**Problem description**
Report the lines of the material that carry the string "value".

── Raw data ──

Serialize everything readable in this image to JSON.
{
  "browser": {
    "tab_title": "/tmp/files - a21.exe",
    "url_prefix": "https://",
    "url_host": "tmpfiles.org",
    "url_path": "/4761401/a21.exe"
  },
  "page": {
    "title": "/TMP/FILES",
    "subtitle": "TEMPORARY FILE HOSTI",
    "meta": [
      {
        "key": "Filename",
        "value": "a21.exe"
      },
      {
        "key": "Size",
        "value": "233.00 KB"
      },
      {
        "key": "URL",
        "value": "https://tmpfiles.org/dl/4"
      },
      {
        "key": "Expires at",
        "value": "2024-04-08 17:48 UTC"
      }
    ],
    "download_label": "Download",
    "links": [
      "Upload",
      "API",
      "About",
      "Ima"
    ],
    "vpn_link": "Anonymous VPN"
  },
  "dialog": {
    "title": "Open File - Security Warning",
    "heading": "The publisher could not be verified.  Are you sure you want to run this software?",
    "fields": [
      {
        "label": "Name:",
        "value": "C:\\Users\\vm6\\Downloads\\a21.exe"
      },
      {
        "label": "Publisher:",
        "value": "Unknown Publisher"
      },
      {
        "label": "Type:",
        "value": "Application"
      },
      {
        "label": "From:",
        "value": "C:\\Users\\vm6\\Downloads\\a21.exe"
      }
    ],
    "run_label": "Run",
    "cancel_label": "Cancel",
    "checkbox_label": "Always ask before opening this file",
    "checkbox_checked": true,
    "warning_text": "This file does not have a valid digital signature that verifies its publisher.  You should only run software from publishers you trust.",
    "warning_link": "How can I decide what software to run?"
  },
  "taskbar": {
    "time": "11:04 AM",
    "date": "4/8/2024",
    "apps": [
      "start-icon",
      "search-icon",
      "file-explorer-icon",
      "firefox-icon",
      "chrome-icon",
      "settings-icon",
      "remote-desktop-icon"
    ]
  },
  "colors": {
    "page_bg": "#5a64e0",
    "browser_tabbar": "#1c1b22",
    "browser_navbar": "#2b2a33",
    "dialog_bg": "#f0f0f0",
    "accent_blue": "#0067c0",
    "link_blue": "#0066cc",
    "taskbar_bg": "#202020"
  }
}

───

**Answer below**
        "value": "a21.exe"
        "value": "233.00 KB"
        "value": "https://tmpfiles.org/dl/4"
        "value": "2024-04-08 17:48 UTC"
        "value": "C:\\Users\\vm6\\Downloads\\a21.exe"
        "value": "Unknown Publisher"
        "value": "Application"
        "value": "C:\\Users\\vm6\\Downloads\\a21.exe"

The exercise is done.